The content at this year level is organised into two strands: knowledge and understanding, and inquiry and skills. The knowledge and understanding strand draws from four sub-strands: history, geography, civics and citizenship and economics and business. These strands (knowledge and understanding, and inquiry and skills) are interrelated and have been developed to be taught in an integrated way, which may include integrating with content from the sub-strands and from other learning areas, and in ways that are appropriate to specific local contexts. The order and detail in which they are taught are programming decisions.
A framework for developing students’ knowledge, understanding and skills is provided by inquiry questions. The following inquiry questions allow for connections to be made across the sub-strands and may be used or adapted to suit local contexts: inquiry questions are also provided for each sub-strand that may enable connections within the humanities and social sciences learning area or across other learning areas.
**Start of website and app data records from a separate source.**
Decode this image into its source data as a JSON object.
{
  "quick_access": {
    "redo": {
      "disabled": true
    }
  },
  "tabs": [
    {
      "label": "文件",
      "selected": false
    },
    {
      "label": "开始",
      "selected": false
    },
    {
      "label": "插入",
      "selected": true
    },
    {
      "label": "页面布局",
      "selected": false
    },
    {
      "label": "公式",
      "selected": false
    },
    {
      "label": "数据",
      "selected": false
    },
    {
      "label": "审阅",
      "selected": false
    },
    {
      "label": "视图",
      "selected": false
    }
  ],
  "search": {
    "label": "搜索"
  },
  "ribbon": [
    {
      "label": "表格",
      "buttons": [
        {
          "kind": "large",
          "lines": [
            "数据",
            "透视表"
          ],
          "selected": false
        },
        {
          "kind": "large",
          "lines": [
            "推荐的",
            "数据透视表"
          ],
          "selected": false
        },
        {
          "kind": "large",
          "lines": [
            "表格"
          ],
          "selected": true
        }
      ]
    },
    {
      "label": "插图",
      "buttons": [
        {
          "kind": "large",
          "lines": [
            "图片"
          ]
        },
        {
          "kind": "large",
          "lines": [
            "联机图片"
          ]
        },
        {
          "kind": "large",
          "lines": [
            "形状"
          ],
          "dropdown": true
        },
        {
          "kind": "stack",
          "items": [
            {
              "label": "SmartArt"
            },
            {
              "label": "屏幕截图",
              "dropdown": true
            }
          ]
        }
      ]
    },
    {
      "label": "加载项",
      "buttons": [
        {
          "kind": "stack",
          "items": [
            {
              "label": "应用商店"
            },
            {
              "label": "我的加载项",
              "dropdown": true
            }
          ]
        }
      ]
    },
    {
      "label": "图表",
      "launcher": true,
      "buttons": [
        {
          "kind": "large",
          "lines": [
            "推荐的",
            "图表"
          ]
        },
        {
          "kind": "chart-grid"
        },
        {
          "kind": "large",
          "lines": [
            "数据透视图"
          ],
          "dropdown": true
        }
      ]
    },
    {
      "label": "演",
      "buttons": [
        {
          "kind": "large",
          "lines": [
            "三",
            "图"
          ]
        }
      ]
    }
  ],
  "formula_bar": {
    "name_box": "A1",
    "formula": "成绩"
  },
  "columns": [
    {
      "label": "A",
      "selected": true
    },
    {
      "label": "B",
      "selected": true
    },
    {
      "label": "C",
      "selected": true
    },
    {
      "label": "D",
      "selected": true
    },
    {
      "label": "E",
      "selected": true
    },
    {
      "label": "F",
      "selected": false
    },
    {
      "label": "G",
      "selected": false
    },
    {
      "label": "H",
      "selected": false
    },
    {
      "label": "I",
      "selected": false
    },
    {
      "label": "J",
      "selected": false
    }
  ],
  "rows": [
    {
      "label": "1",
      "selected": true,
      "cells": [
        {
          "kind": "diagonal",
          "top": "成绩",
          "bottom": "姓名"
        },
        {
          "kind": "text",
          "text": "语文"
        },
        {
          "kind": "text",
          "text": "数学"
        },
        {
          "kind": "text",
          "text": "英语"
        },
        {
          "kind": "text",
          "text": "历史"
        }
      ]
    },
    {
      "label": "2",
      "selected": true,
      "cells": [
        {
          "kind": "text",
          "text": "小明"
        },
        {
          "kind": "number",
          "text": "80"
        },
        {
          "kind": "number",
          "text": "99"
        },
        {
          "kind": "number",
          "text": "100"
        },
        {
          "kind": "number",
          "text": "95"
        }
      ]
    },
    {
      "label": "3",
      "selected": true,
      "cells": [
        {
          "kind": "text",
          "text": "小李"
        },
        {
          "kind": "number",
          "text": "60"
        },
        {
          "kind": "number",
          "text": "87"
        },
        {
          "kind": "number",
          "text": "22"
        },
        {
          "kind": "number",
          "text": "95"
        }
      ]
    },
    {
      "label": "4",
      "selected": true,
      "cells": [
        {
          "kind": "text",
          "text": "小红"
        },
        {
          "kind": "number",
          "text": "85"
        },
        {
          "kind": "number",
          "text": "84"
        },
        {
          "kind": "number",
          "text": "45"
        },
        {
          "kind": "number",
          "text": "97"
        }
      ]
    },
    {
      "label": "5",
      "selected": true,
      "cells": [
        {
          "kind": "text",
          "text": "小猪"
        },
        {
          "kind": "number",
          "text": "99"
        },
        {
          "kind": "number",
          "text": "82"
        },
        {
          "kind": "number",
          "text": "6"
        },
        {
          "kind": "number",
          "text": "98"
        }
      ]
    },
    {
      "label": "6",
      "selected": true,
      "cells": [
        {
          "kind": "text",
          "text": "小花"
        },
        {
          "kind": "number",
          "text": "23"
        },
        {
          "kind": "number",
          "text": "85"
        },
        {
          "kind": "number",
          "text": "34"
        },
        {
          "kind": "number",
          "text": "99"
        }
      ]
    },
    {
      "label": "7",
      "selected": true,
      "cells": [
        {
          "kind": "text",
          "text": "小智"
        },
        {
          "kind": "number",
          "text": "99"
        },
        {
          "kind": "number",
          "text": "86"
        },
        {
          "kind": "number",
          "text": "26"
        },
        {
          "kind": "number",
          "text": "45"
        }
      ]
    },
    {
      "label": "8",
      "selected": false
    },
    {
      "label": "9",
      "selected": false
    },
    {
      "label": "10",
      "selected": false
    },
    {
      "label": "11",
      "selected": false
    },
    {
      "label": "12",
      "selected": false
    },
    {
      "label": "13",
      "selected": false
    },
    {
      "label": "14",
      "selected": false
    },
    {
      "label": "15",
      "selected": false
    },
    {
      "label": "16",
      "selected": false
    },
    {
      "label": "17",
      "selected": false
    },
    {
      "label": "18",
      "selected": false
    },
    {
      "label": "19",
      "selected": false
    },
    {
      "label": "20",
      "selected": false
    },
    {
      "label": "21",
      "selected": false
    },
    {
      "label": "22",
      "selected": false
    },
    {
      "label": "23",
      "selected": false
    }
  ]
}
- How is the ancient world investigated and why are investigations of ancient key people, events, ideas and developments significant in the modern world?
- How has the use, management and value of finite natural resources affected how people have lived and societies have evolved in the past and present, and what does this mean for future planning?
- What principles and processes underpin Australia’s cohesive society and stable economy and what is the role of political, economic and social institutions in developing and maintaining this?
Year 7 Content Descriptions
Evaluating and reflecting
Concepts for developing understanding
The content in the history sub-strand provides opportunities for students to develop historical understanding through key concepts including evidence, continuity and change, cause and effect, perspectives, empathy, significance and contestability. Students are introduced to an expansive chronology since ancient times to understand broad patterns of historical change (continuity and change, cause and effect). Students apply these understandings in a series of depth studies of ancient societies of the East and West, exploring how these societies are investigated (evidence, contestability) and what investigations show of their contribution to modern social, political and economic systems (significance, perspectives, empathy).
- How do we know about the ancient past?
- Why and where did the earliest societies develop?
- What emerged as the defining characteristics of ancient societies?
- What have been the legacies of ancient societies?
Concepts for developing understanding
The content in the geography sub-strand provides opportunities to develop students’ understanding of place, space, environment, interconnection, sustainability and change. The curriculum in Year 7 focuses on understandings about water as a natural resource and the liveability of places. Students investigate the nature of water as a natural resource and its flows through environments on different continents (environment, interconnections, place). Students examine how water is used and managed (sustainability), the causes and effects of phenomena such as scarcity and hazards (environment, change), and how diverse groups value water, (place, interconnection). Students also explore the liveability of places (place, space, environment, change) in relation to diverse people and places, familiar and distant (place, interconnection, environment). Students examine influences on the liveability of places (environment, interconnection, place) and strategies that enhance liveability, especially for young people (space, interconnection, sustainability, change).
- How does people’s reliance on places and environments influence their perception of them?
- What effect does the uneven distribution of resources and services have on the lives of people?
- What approaches can be used to improve the availability of resources and access to services?